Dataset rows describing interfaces

————

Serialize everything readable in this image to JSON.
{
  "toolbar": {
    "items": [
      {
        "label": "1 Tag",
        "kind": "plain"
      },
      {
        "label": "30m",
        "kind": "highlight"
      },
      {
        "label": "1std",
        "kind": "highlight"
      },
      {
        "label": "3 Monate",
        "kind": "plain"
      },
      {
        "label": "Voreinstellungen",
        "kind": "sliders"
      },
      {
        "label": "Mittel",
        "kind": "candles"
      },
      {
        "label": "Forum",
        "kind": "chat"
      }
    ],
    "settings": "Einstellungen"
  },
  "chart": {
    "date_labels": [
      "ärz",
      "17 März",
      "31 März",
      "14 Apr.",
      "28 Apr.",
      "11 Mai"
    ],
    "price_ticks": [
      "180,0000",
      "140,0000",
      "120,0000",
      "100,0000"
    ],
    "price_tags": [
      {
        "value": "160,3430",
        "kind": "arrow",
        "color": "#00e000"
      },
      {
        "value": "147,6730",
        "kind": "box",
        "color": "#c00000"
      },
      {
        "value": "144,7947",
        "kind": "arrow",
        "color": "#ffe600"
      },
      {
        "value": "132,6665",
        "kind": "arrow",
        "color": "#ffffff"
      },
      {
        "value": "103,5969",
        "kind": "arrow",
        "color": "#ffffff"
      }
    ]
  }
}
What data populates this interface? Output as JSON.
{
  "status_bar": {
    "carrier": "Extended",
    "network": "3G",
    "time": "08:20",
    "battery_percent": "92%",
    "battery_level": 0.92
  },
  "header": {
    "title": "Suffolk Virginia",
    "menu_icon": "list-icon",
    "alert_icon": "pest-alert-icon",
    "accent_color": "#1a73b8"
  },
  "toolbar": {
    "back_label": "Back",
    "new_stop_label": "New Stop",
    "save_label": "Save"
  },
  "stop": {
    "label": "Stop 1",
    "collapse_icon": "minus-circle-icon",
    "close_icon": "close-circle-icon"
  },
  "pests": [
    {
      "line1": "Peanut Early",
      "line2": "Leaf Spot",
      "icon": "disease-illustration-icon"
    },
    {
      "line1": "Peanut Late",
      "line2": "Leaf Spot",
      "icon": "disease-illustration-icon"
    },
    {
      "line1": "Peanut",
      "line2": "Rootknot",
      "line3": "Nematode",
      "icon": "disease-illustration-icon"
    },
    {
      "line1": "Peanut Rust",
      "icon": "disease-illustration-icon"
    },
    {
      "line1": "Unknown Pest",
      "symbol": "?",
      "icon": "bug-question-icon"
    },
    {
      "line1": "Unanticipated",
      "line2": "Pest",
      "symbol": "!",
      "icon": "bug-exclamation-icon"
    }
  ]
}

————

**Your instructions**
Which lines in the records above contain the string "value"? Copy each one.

**Answer**
        "value": "160,3430",
        "value": "147,6730",
        "value": "144,7947",
        "value": "132,6665",
        "value": "103,5969",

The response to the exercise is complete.